Politically, we are all foreigners

Fan walk for peace and unity - photo from 2010. Credit: Janah Hattingh, Creative Commons
Fan walk for peace and unity - photo from 2010. Credit: Janah Hattingh, Creative Commons

In the wake of violence against migrant workers in his native South Africa, executive director of the Lutheran Church of Southern Africa's Rev. Dr David Tswaedi reminds us that we are all descended from another land or country.

 

Watching what is happening in Durban and across our beautiful land makes one wonder whether we as people understand what we are doing.

Xenophobia is caused by total lack of understanding, misinformation, political blindness and forgetfulness.

Yet, all people on this planet are foreigners, politically, and one person, biologically. “Out of one blood he made them all,” as we read in Acts 17:26.

Human beings, both highly influential and less influential, have all been migrants and foreigners at one time or another.

All the inhabitants of South Africa – in cities and townships alike - originated somewhere else in this country or globe.

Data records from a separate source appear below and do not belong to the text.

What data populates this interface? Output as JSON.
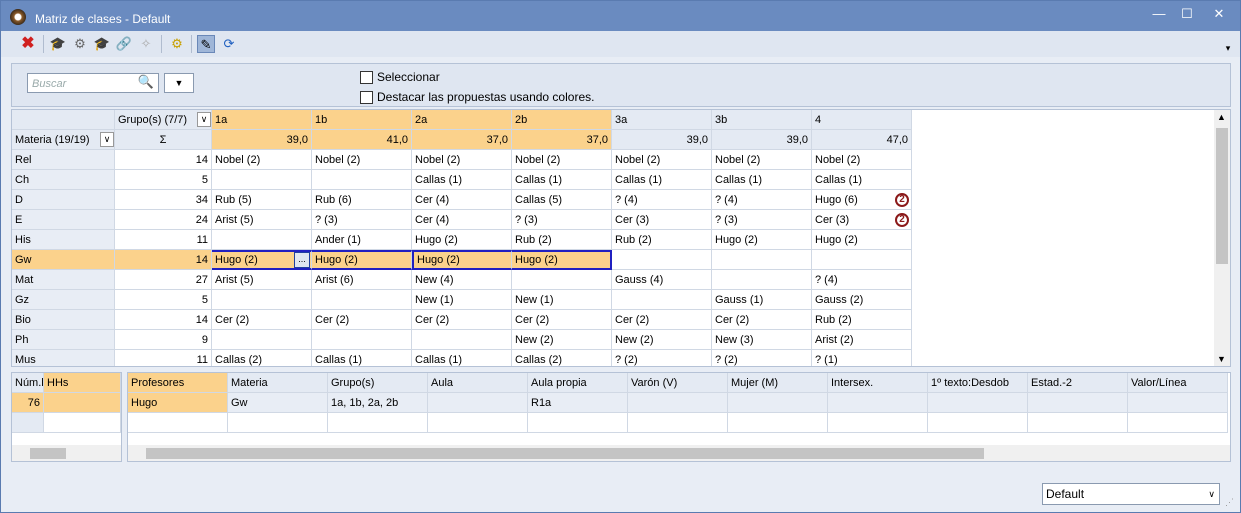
{
  "window": {
    "title": "Matriz de clases - Default",
    "minimize": "—",
    "maximize": "☐",
    "close": "✕"
  },
  "toolbar": {
    "icons": [
      "delete-icon",
      "mortarboard-icon",
      "settings-cog-icon",
      "teacher-icon",
      "link-icon",
      "magic-wand-icon",
      "gear-icon",
      "edit-pencil-icon",
      "refresh-icon"
    ]
  },
  "search": {
    "placeholder": "Buscar",
    "search_icon": "🔍",
    "dropdown_arrow": "▼"
  },
  "options": {
    "select_label": "Seleccionar",
    "highlight_label": "Destacar las propuestas usando colores."
  },
  "grid": {
    "group_header": "Grupo(s) (7/7)",
    "subject_header": "Materia (19/19)",
    "sigma": "Σ",
    "dropdown_arrow": "∨",
    "classes": [
      "1a",
      "1b",
      "2a",
      "2b",
      "3a",
      "3b",
      "4"
    ],
    "class_totals": [
      "39,0",
      "41,0",
      "37,0",
      "37,0",
      "39,0",
      "39,0",
      "47,0"
    ],
    "rows": [
      {
        "subject": "Rel",
        "sum": "14",
        "cells": [
          "Nobel (2)",
          "Nobel (2)",
          "Nobel (2)",
          "Nobel (2)",
          "Nobel (2)",
          "Nobel (2)",
          "Nobel (2)"
        ]
      },
      {
        "subject": "Ch",
        "sum": "5",
        "cells": [
          "",
          "",
          "Callas (1)",
          "Callas (1)",
          "Callas (1)",
          "Callas (1)",
          "Callas (1)"
        ]
      },
      {
        "subject": "D",
        "sum": "34",
        "cells": [
          "Rub (5)",
          "Rub (6)",
          "Cer (4)",
          "Callas (5)",
          "? (4)",
          "? (4)",
          "Hugo (6)"
        ]
      },
      {
        "subject": "E",
        "sum": "24",
        "cells": [
          "Arist (5)",
          "? (3)",
          "Cer (4)",
          "? (3)",
          "Cer (3)",
          "? (3)",
          "Cer (3)"
        ]
      },
      {
        "subject": "His",
        "sum": "11",
        "cells": [
          "",
          "Ander (1)",
          "Hugo (2)",
          "Rub (2)",
          "Rub (2)",
          "Hugo (2)",
          "Hugo (2)"
        ]
      },
      {
        "subject": "Gw",
        "sum": "14",
        "cells": [
          "Hugo (2)",
          "Hugo (2)",
          "Hugo (2)",
          "Hugo (2)",
          "",
          "",
          ""
        ]
      },
      {
        "subject": "Mat",
        "sum": "27",
        "cells": [
          "Arist (5)",
          "Arist (6)",
          "New (4)",
          "",
          "Gauss (4)",
          "",
          "? (4)"
        ]
      },
      {
        "subject": "Gz",
        "sum": "5",
        "cells": [
          "",
          "",
          "New (1)",
          "New (1)",
          "",
          "Gauss (1)",
          "Gauss (2)"
        ]
      },
      {
        "subject": "Bio",
        "sum": "14",
        "cells": [
          "Cer (2)",
          "Cer (2)",
          "Cer (2)",
          "Cer (2)",
          "Cer (2)",
          "Cer (2)",
          "Rub (2)"
        ]
      },
      {
        "subject": "Ph",
        "sum": "9",
        "cells": [
          "",
          "",
          "",
          "New (2)",
          "New (2)",
          "New (3)",
          "Arist (2)"
        ]
      },
      {
        "subject": "Mus",
        "sum": "11",
        "cells": [
          "Callas (2)",
          "Callas (1)",
          "Callas (1)",
          "Callas (2)",
          "? (2)",
          "? (2)",
          "? (1)"
        ]
      }
    ],
    "badges": [
      "2",
      "2"
    ],
    "ellipsis": "..."
  },
  "bottom_left": {
    "headers": [
      "Núm.l",
      "HHs"
    ],
    "value": "76"
  },
  "bottom_right": {
    "headers": [
      "Profesores",
      "Materia",
      "Grupo(s)",
      "Aula",
      "Aula propia",
      "Varón (V)",
      "Mujer (M)",
      "Intersex.",
      "1º texto:Desdob",
      "Estad.-2",
      "Valor/Línea"
    ],
    "row": [
      "Hugo",
      "Gw",
      "1a, 1b, 2a, 2b",
      "",
      "R1a",
      "",
      "",
      "",
      "",
      "",
      ""
    ]
  },
  "view_select": {
    "value": "Default",
    "arrow": "∨"
  },
  "colors": {
    "accent": "#fbd28c",
    "title_bar": "#6a8bc0",
    "selection_border": "#2020c0"
  }
}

We are all products of a huge human migration that began with one person, Adam.

Our forebears walked, not flew, from Iraq to the place we are now. Some of our genes were left along the way, in Egypt, Sudan, Somalia, Kenya, Uganda, Burundi, the Democratic Republic of the Congo, Malawi and Zimbabwe.

We are foreigners and foreigners are us. History records that most of our heroes of faith were at some time migrants: Terah, Abram’s father left Iraq-Mesopotamia and settled in Syria (Genesis 11:27), Abraham left Syria and settled in Palestine (Genesis 12:1), and “it was not long that he became an economic migrant in Egypt when his country was burnt by famine” (Genesis 12:10). His grandson years later repeated the same journey.

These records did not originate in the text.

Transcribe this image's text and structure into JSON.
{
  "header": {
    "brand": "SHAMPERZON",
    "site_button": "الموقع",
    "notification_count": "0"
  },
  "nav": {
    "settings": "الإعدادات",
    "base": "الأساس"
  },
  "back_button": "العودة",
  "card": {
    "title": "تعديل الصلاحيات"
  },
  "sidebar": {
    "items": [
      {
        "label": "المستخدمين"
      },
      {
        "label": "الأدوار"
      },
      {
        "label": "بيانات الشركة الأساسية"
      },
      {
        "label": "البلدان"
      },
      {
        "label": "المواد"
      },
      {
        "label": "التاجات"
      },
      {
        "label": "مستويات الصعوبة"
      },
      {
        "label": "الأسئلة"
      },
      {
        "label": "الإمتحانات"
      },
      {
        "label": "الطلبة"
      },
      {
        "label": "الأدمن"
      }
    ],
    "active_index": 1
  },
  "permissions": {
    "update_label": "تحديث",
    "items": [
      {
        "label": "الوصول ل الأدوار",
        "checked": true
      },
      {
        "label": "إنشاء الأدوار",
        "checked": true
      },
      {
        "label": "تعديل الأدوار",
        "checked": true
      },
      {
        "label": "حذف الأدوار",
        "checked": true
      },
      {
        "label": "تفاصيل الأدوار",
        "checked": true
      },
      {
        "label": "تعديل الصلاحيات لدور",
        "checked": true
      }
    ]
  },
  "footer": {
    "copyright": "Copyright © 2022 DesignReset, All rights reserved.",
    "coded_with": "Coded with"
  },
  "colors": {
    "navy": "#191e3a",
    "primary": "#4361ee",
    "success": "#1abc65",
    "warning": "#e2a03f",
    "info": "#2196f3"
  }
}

Our text records King David being a political fugitive as Saul and later his son Absalom wanted to kill him. Our Lord Jesus, also fled genocide for Egypt.

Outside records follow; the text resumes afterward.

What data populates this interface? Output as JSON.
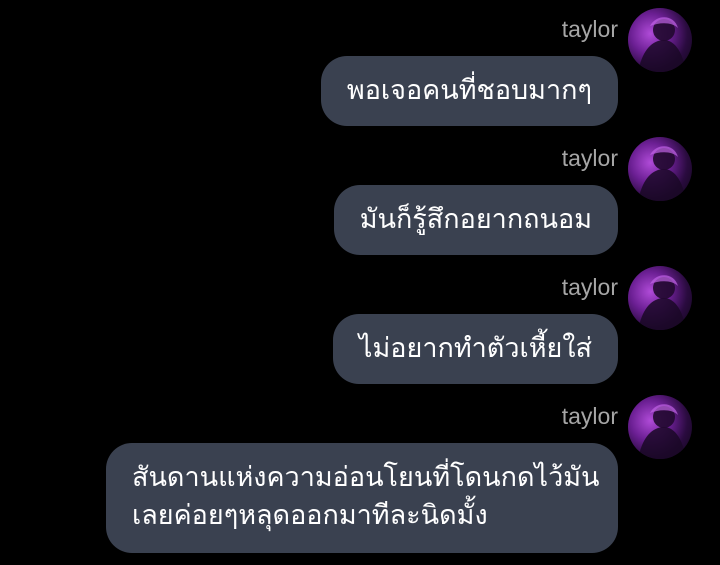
{
  "messages": [
    {
      "sender": "taylor",
      "avatar_icon": "profile-avatar-purple",
      "lines": [
        "พอเจอคนที่ชอบมากๆ"
      ]
    },
    {
      "sender": "taylor",
      "avatar_icon": "profile-avatar-purple",
      "lines": [
        "มันก็รู้สึกอยากถนอม"
      ]
    },
    {
      "sender": "taylor",
      "avatar_icon": "profile-avatar-purple",
      "lines": [
        "ไม่อยากทำตัวเหี้ยใส่"
      ]
    },
    {
      "sender": "taylor",
      "avatar_icon": "profile-avatar-purple",
      "lines": [
        "สันดานแห่งความอ่อนโยนที่โดนกดไว้มัน",
        "เลยค่อยๆหลุดออกมาทีละนิดมั้ง"
      ]
    }
  ],
  "colors": {
    "background": "#000000",
    "bubble": "#3a4150",
    "sender_text": "#a6a6a6",
    "message_text": "#ffffff"
  }
}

Let’s spare a thought for the lives of our fellow human beings from other countries. We are those people.


Related:

In 2013, the LWF endorsed a code of conduct, Welcoming the Stranger, calling on faith leaders and organizations to enhance efforts to stand united against xenophobia.

The Lutheran Church of Southern Africa is made up of 17 autonomous Lutheran churches in 10 southern African countries.

Photo: Fan walk for peace and unity: Charlies' Bakery, a successful Cape Town bakery, organised a fan walk to celebrate the 92nd birthday of Nelson Mandala in July 2010. The walk was also dedicated to creating awareness of xenophobia in South Africa. Credit: Janah Hattingh, Creative Commons

Disclaimer: The views expressed in this blog are those of the author, and not necessarily representative of Lutheran World Federation policy.